>>>
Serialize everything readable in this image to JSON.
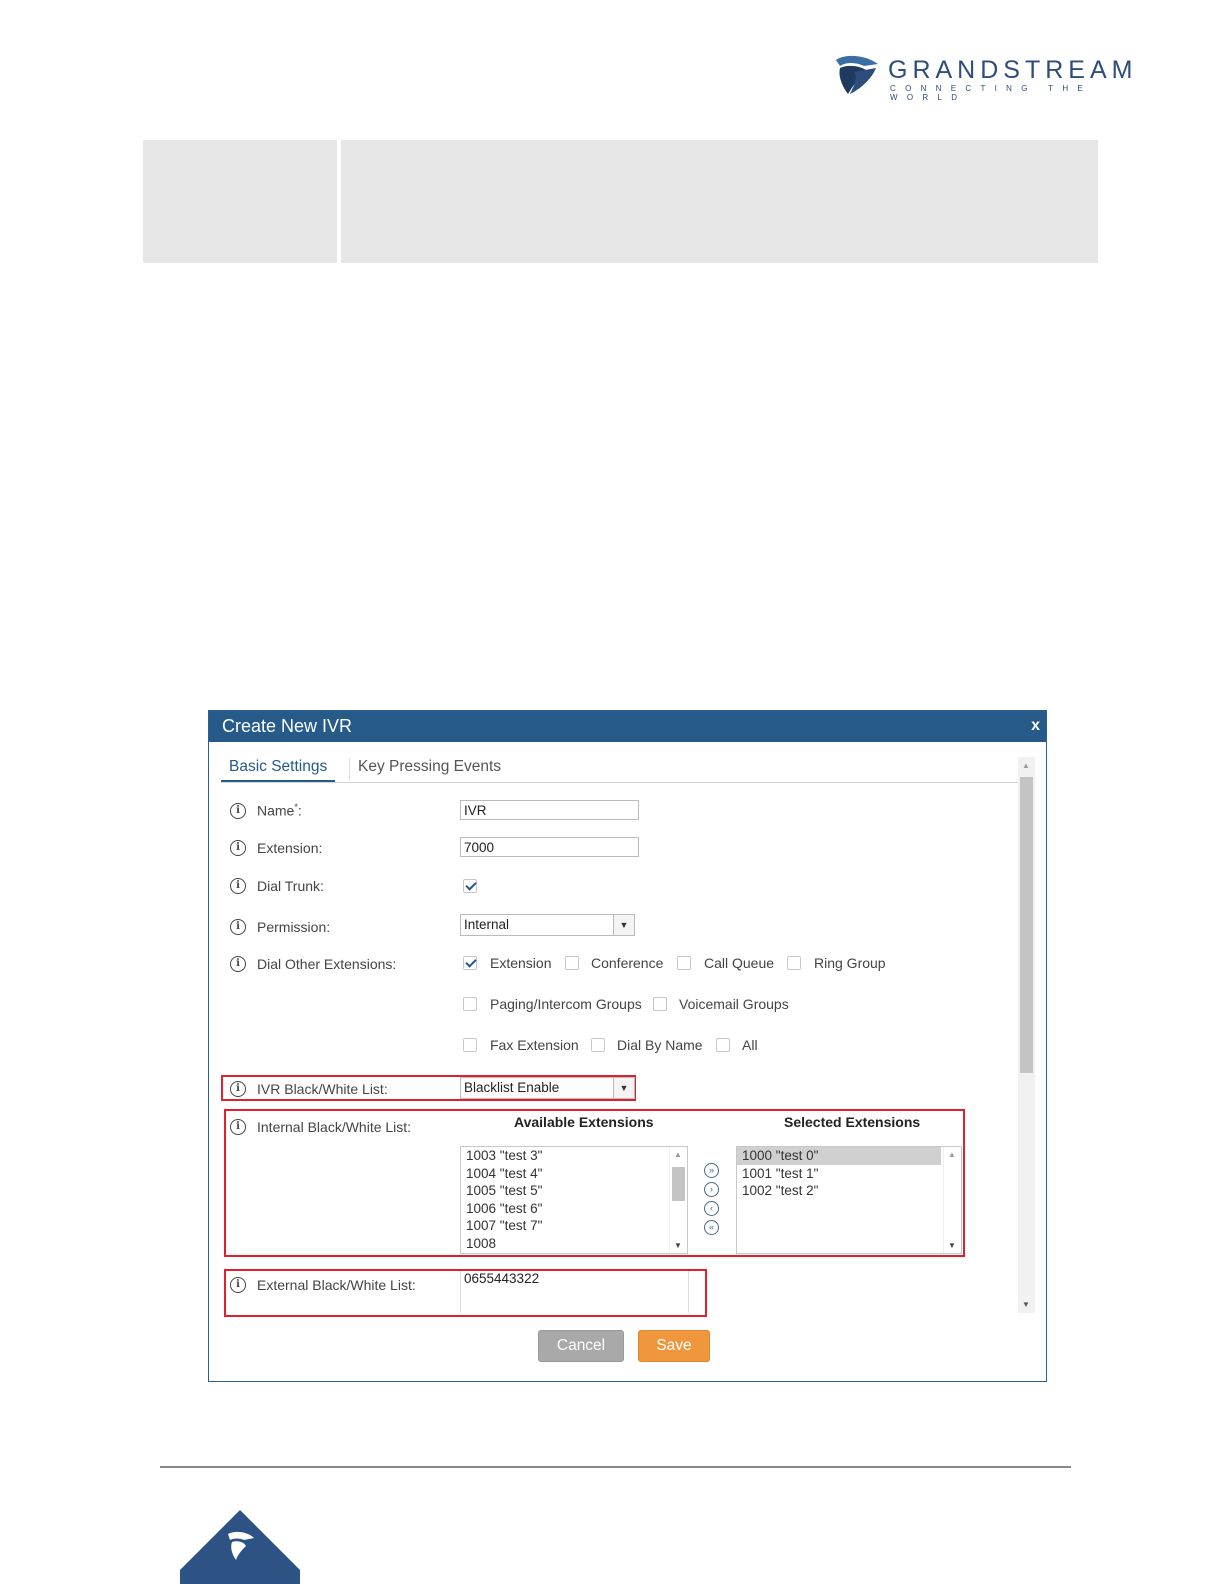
{
  "header": {
    "brand": "GRANDSTREAM",
    "tagline": "CONNECTING THE WORLD"
  },
  "dialog": {
    "title": "Create New IVR",
    "close_label": "x",
    "tabs": [
      {
        "label": "Basic Settings",
        "active": true
      },
      {
        "label": "Key Pressing Events",
        "active": false
      }
    ],
    "fields": {
      "name": {
        "label": "Name",
        "required_mark": "*",
        "suffix": ":",
        "value": "IVR"
      },
      "extension": {
        "label": "Extension:",
        "value": "7000"
      },
      "dial_trunk": {
        "label": "Dial Trunk:",
        "checked": true
      },
      "permission": {
        "label": "Permission:",
        "value": "Internal"
      },
      "dial_other": {
        "label": "Dial Other Extensions:",
        "options": [
          {
            "label": "Extension",
            "checked": true
          },
          {
            "label": "Conference",
            "checked": false
          },
          {
            "label": "Call Queue",
            "checked": false
          },
          {
            "label": "Ring Group",
            "checked": false
          },
          {
            "label": "Paging/Intercom Groups",
            "checked": false
          },
          {
            "label": "Voicemail Groups",
            "checked": false
          },
          {
            "label": "Fax Extension",
            "checked": false
          },
          {
            "label": "Dial By Name",
            "checked": false
          },
          {
            "label": "All",
            "checked": false
          }
        ]
      },
      "ivr_bw": {
        "label": "IVR Black/White List:",
        "value": "Blacklist Enable"
      },
      "internal_bw": {
        "label": "Internal Black/White List:",
        "available_title": "Available Extensions",
        "selected_title": "Selected Extensions",
        "available": [
          "1003 \"test 3\"",
          "1004 \"test 4\"",
          "1005 \"test 5\"",
          "1006 \"test 6\"",
          "1007 \"test 7\"",
          "1008"
        ],
        "selected": [
          "1000 \"test 0\"",
          "1001 \"test 1\"",
          "1002 \"test 2\""
        ],
        "move_buttons": [
          "move-all-right",
          "move-right",
          "move-left",
          "move-all-left"
        ]
      },
      "external_bw": {
        "label": "External Black/White List:",
        "value": "0655443322"
      }
    },
    "buttons": {
      "cancel": "Cancel",
      "save": "Save"
    }
  },
  "colors": {
    "title_bar": "#255a89",
    "highlight_box": "#e1202d",
    "save_button": "#f0963d",
    "cancel_button": "#a9a9a9"
  }
}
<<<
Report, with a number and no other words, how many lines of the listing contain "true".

- EXERCISE RESPONSE -
3